Properties are assessed using one of three methods: market, cost, or an income approach. Most assessors use a computer-assisted mass appraisal system to evaluate every property in the county. Let us quickly go through each of those methods.
Fair market value: The price a willing and informed purchaser would pay to an unrelated, willing, and informed seller where neither party is under compulsion to act. An excellent way to judge that value is to check the prices of recent sales of comparable properties. This is where we get the term “comps.”
Some people use Zillow or other websites to get a quick look at comps or evaluated property values. The keyword there is evaluated. Although Zillow has been known to be right on, it also can be off by quite a bit. It is good to get an idea from Zillow, but it should not be treated as absolute truth.
A cost-based approach can be used where recent comparable property sales are not available. In this approach, the original or replacement cost of a property is reduced by an allowance for depreciation of improvements. Construction cost estimates can determine the replacement cost.
With the income approach, value is determined based on present values expected income streams from the property. This could be used on farmland where crops produce revenue each year. The Assessor may choose to include the potential income for the property as a source of property value.
Why Marketplace Pro is the resource you Need
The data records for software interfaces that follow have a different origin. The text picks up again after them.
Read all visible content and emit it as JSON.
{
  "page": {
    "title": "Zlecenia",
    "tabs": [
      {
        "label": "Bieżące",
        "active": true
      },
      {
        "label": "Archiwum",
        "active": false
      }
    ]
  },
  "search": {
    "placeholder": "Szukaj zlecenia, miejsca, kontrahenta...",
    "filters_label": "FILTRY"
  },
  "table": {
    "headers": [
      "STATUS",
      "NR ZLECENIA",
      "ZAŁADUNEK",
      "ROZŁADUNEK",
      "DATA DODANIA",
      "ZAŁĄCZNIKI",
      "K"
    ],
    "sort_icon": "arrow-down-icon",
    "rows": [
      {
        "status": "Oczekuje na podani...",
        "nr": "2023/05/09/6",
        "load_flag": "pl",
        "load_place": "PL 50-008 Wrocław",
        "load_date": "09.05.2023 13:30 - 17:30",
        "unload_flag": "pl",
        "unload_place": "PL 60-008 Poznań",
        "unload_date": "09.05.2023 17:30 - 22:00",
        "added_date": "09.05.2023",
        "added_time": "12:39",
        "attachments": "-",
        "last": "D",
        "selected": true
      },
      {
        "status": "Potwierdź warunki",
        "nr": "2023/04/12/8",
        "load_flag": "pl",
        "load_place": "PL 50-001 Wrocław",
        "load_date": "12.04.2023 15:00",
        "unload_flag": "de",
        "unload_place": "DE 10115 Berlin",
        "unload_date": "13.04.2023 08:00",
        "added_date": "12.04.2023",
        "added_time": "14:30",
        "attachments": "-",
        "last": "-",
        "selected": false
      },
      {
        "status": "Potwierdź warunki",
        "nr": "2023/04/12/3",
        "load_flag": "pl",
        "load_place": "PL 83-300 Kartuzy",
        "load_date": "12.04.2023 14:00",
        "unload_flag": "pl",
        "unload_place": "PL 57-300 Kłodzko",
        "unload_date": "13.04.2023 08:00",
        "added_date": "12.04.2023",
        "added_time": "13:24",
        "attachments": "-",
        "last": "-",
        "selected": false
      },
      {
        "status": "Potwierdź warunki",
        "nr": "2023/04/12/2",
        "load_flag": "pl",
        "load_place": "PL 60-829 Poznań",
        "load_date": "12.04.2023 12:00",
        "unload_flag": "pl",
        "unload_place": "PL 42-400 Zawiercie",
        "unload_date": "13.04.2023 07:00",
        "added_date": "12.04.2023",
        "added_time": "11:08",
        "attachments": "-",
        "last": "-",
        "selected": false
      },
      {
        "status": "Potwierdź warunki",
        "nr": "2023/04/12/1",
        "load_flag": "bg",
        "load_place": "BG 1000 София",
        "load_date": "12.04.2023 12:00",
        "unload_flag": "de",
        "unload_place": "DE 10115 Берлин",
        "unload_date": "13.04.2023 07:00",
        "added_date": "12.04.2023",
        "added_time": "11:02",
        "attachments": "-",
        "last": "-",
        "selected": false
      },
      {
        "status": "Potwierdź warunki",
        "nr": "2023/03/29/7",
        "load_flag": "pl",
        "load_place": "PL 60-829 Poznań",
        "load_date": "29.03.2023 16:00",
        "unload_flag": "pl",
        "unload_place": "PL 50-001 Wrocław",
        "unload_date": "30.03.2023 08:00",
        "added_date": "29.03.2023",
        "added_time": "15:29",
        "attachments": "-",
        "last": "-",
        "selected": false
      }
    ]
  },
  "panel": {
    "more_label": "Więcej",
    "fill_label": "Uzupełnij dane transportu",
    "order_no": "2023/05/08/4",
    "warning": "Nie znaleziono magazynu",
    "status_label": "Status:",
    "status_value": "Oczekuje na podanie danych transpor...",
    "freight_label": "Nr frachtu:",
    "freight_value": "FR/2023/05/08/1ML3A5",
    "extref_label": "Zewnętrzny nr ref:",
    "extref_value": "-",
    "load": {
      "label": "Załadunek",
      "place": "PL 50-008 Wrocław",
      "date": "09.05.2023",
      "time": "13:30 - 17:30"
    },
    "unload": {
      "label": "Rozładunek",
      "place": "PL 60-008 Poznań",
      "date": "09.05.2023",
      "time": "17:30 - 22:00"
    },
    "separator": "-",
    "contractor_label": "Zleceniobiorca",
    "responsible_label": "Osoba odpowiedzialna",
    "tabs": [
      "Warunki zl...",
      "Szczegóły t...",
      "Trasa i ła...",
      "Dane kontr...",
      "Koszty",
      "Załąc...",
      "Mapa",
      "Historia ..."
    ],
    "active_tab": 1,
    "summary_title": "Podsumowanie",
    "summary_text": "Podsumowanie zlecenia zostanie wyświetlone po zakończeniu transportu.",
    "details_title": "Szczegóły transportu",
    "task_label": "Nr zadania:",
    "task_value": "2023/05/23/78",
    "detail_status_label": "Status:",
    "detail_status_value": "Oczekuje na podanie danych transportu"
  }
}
Direct multiple listing service (MLS) reports are far more valuable to potential buyers than online listings, according to White, because they contain the full data for the listing, including photos and, most important, non-public broker comments. “Non-public comments are important because they specify critical information impacting sale price and days-on-market,” says White. This information can cover property defects, financing options, occupancy, and tenant leases.
While rules vary by location, MLS and county records are often only available to real estate licensees, according to White. In his experience, they are usually happy to help free of charge if you contact them. White also notes that in-person auctions have been disappearing because even smaller counties have been moving them online. Miami and Palm Beach are two locations where both tax and foreclosure auctions are now entirely online. Keep in mind that foreclosure auctions are often postponed or canceled, even at the last minute. The lender might not have obtained all the paperwork it needs, or the borrower may have worked out a solution to avoid foreclosure.